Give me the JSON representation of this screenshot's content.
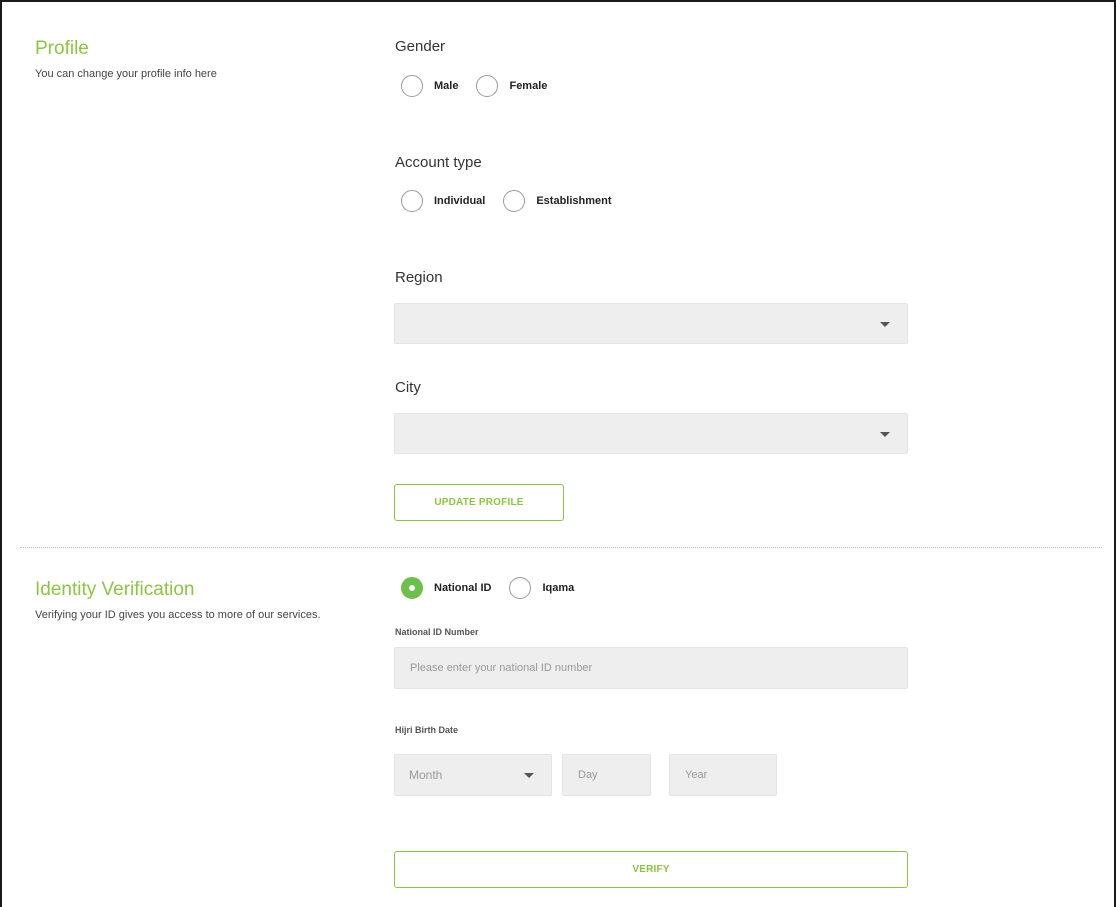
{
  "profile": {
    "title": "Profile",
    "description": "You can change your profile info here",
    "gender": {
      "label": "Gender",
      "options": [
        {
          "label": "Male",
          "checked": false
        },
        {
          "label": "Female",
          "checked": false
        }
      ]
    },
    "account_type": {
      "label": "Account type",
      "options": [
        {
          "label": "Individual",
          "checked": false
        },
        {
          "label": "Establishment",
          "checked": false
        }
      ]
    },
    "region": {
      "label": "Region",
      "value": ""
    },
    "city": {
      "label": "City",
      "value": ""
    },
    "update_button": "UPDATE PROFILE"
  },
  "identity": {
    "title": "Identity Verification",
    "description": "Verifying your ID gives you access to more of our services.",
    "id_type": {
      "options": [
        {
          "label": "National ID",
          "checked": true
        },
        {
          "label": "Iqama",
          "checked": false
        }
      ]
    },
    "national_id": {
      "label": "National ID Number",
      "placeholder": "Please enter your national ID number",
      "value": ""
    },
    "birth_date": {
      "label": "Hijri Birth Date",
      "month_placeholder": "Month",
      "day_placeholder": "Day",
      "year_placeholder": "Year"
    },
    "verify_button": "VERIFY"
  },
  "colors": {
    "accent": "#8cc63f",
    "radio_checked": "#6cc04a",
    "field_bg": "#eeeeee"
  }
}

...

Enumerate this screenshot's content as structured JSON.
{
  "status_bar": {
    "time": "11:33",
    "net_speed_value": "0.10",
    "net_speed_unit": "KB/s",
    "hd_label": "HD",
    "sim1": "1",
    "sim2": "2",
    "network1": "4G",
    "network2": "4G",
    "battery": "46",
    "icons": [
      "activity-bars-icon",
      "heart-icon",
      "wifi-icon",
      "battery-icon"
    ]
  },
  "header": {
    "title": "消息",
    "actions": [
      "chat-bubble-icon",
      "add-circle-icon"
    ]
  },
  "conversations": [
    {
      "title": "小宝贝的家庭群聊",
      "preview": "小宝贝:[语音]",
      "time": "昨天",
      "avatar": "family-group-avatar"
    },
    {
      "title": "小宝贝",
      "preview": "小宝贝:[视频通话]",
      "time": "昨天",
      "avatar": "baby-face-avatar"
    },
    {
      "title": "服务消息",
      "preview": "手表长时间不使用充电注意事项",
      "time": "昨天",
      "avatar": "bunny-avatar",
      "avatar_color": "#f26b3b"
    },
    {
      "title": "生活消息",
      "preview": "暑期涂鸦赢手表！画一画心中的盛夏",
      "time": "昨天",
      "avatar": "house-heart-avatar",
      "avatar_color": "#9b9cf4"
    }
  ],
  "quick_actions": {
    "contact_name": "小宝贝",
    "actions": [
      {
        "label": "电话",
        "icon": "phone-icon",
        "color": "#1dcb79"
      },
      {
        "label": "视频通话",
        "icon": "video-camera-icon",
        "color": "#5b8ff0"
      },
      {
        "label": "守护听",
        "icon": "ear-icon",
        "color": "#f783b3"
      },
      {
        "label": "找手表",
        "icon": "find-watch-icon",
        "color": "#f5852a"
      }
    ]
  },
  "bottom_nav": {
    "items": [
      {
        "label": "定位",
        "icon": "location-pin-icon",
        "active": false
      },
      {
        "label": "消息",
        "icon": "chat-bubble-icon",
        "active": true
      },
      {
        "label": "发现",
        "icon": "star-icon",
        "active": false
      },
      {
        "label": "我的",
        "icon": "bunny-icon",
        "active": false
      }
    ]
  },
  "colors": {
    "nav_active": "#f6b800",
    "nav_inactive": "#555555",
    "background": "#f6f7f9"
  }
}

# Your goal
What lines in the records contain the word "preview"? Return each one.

# Written answer
      "preview": "小宝贝:[语音]",
      "preview": "小宝贝:[视频通话]",
      "preview": "手表长时间不使用充电注意事项",
      "preview": "暑期涂鸦赢手表！画一画心中的盛夏",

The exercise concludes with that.